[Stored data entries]
****
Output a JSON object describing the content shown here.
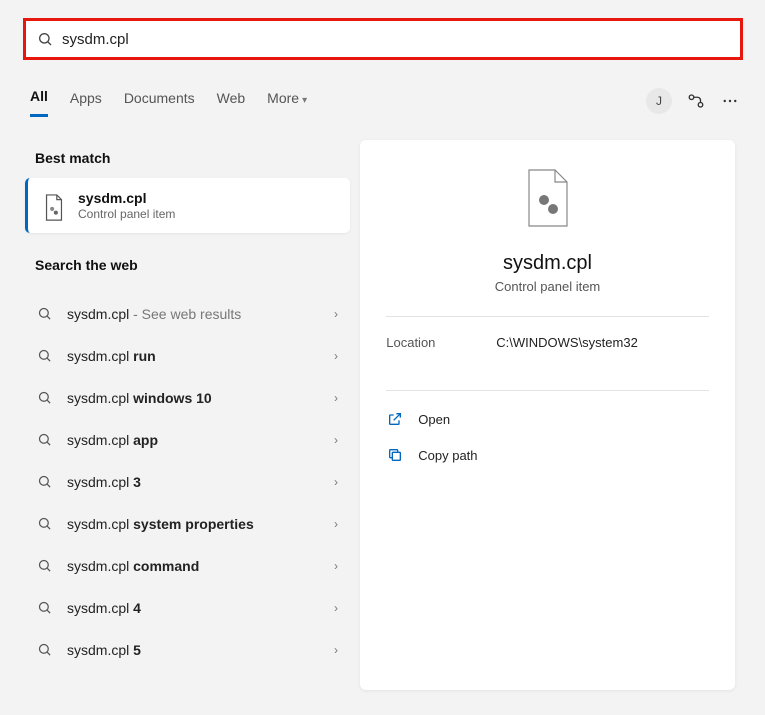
{
  "search": {
    "query": "sysdm.cpl"
  },
  "tabs": {
    "all": "All",
    "apps": "Apps",
    "documents": "Documents",
    "web": "Web",
    "more": "More"
  },
  "avatar": {
    "initial": "J"
  },
  "sections": {
    "best": "Best match",
    "web": "Search the web"
  },
  "bestMatch": {
    "title": "sysdm.cpl",
    "subtitle": "Control panel item"
  },
  "webResults": [
    {
      "prefix": "sysdm.cpl",
      "bold": "",
      "hint": " - See web results"
    },
    {
      "prefix": "sysdm.cpl ",
      "bold": "run",
      "hint": ""
    },
    {
      "prefix": "sysdm.cpl ",
      "bold": "windows 10",
      "hint": ""
    },
    {
      "prefix": "sysdm.cpl ",
      "bold": "app",
      "hint": ""
    },
    {
      "prefix": "sysdm.cpl ",
      "bold": "3",
      "hint": ""
    },
    {
      "prefix": "sysdm.cpl ",
      "bold": "system properties",
      "hint": ""
    },
    {
      "prefix": "sysdm.cpl ",
      "bold": "command",
      "hint": ""
    },
    {
      "prefix": "sysdm.cpl ",
      "bold": "4",
      "hint": ""
    },
    {
      "prefix": "sysdm.cpl ",
      "bold": "5",
      "hint": ""
    }
  ],
  "detail": {
    "title": "sysdm.cpl",
    "subtitle": "Control panel item",
    "location_label": "Location",
    "location_value": "C:\\WINDOWS\\system32",
    "actions": {
      "open": "Open",
      "copy": "Copy path"
    }
  }
}
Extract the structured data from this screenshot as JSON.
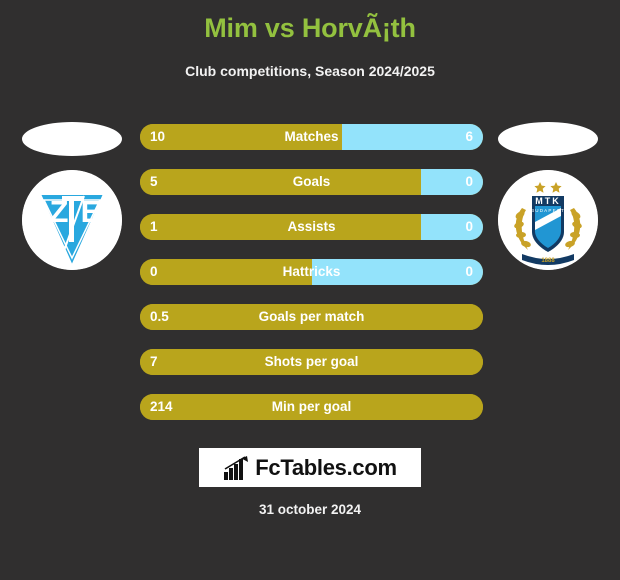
{
  "header": {
    "title": "Mim vs HorvÃ¡th",
    "subtitle": "Club competitions, Season 2024/2025",
    "title_color": "#93c13f"
  },
  "teams": {
    "home": {
      "badge": "zte-crest-icon",
      "name": "ZTE"
    },
    "away": {
      "badge": "mtk-budapest-crest-icon",
      "name": "MTK BUDAPEST",
      "founded": "1888"
    }
  },
  "colors": {
    "background": "#302f2f",
    "home_bar": "#b9a51c",
    "away_bar": "#93e3fb",
    "accent_green": "#93c13f",
    "text": "#ffffff"
  },
  "chart_data": {
    "type": "bar",
    "title": "Mim vs HorvÃ¡th",
    "subtitle": "Club competitions, Season 2024/2025",
    "orientation": "horizontal-diverging",
    "series": [
      {
        "name": "Mim",
        "color": "#b9a51c"
      },
      {
        "name": "HorvÃ¡th",
        "color": "#93e3fb"
      }
    ],
    "categories": [
      "Matches",
      "Goals",
      "Assists",
      "Hattricks",
      "Goals per match",
      "Shots per goal",
      "Min per goal"
    ],
    "rows": [
      {
        "label": "Matches",
        "home": "10",
        "away": "6",
        "home_pct": 59,
        "two_sided": true
      },
      {
        "label": "Goals",
        "home": "5",
        "away": "0",
        "home_pct": 82,
        "two_sided": true
      },
      {
        "label": "Assists",
        "home": "1",
        "away": "0",
        "home_pct": 82,
        "two_sided": true
      },
      {
        "label": "Hattricks",
        "home": "0",
        "away": "0",
        "home_pct": 50,
        "two_sided": true
      },
      {
        "label": "Goals per match",
        "home": "0.5",
        "away": "",
        "home_pct": 100,
        "two_sided": false
      },
      {
        "label": "Shots per goal",
        "home": "7",
        "away": "",
        "home_pct": 100,
        "two_sided": false
      },
      {
        "label": "Min per goal",
        "home": "214",
        "away": "",
        "home_pct": 100,
        "two_sided": false
      }
    ]
  },
  "footer": {
    "logo_text": "FcTables.com",
    "logo_icon": "bar-chart-arrow-icon",
    "date": "31 october 2024"
  }
}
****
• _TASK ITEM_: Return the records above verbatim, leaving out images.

• _RESPONSE TO THIS EXERCISE_:
Output a JSON object describing the content shown here.
{
  "search": {
    "query": "sysdm.cpl"
  },
  "tabs": {
    "all": "All",
    "apps": "Apps",
    "documents": "Documents",
    "web": "Web",
    "more": "More"
  },
  "avatar": {
    "initial": "J"
  },
  "sections": {
    "best": "Best match",
    "web": "Search the web"
  },
  "bestMatch": {
    "title": "sysdm.cpl",
    "subtitle": "Control panel item"
  },
  "webResults": [
    {
      "prefix": "sysdm.cpl",
      "bold": "",
      "hint": " - See web results"
    },
    {
      "prefix": "sysdm.cpl ",
      "bold": "run",
      "hint": ""
    },
    {
      "prefix": "sysdm.cpl ",
      "bold": "windows 10",
      "hint": ""
    },
    {
      "prefix": "sysdm.cpl ",
      "bold": "app",
      "hint": ""
    },
    {
      "prefix": "sysdm.cpl ",
      "bold": "3",
      "hint": ""
    },
    {
      "prefix": "sysdm.cpl ",
      "bold": "system properties",
      "hint": ""
    },
    {
      "prefix": "sysdm.cpl ",
      "bold": "command",
      "hint": ""
    },
    {
      "prefix": "sysdm.cpl ",
      "bold": "4",
      "hint": ""
    },
    {
      "prefix": "sysdm.cpl ",
      "bold": "5",
      "hint": ""
    }
  ],
  "detail": {
    "title": "sysdm.cpl",
    "subtitle": "Control panel item",
    "location_label": "Location",
    "location_value": "C:\\WINDOWS\\system32",
    "actions": {
      "open": "Open",
      "copy": "Copy path"
    }
  }
}
Extract the structured data from this screenshot as JSON.
{
  "header": {
    "title": "Mim vs HorvÃ¡th",
    "subtitle": "Club competitions, Season 2024/2025",
    "title_color": "#93c13f"
  },
  "teams": {
    "home": {
      "badge": "zte-crest-icon",
      "name": "ZTE"
    },
    "away": {
      "badge": "mtk-budapest-crest-icon",
      "name": "MTK BUDAPEST",
      "founded": "1888"
    }
  },
  "colors": {
    "background": "#302f2f",
    "home_bar": "#b9a51c",
    "away_bar": "#93e3fb",
    "accent_green": "#93c13f",
    "text": "#ffffff"
  },
  "chart_data": {
    "type": "bar",
    "title": "Mim vs HorvÃ¡th",
    "subtitle": "Club competitions, Season 2024/2025",
    "orientation": "horizontal-diverging",
    "series": [
      {
        "name": "Mim",
        "color": "#b9a51c"
      },
      {
        "name": "HorvÃ¡th",
        "color": "#93e3fb"
      }
    ],
    "categories": [
      "Matches",
      "Goals",
      "Assists",
      "Hattricks",
      "Goals per match",
      "Shots per goal",
      "Min per goal"
    ],
    "rows": [
      {
        "label": "Matches",
        "home": "10",
        "away": "6",
        "home_pct": 59,
        "two_sided": true
      },
      {
        "label": "Goals",
        "home": "5",
        "away": "0",
        "home_pct": 82,
        "two_sided": true
      },
      {
        "label": "Assists",
        "home": "1",
        "away": "0",
        "home_pct": 82,
        "two_sided": true
      },
      {
        "label": "Hattricks",
        "home": "0",
        "away": "0",
        "home_pct": 50,
        "two_sided": true
      },
      {
        "label": "Goals per match",
        "home": "0.5",
        "away": "",
        "home_pct": 100,
        "two_sided": false
      },
      {
        "label": "Shots per goal",
        "home": "7",
        "away": "",
        "home_pct": 100,
        "two_sided": false
      },
      {
        "label": "Min per goal",
        "home": "214",
        "away": "",
        "home_pct": 100,
        "two_sided": false
      }
    ]
  },
  "footer": {
    "logo_text": "FcTables.com",
    "logo_icon": "bar-chart-arrow-icon",
    "date": "31 october 2024"
  }
}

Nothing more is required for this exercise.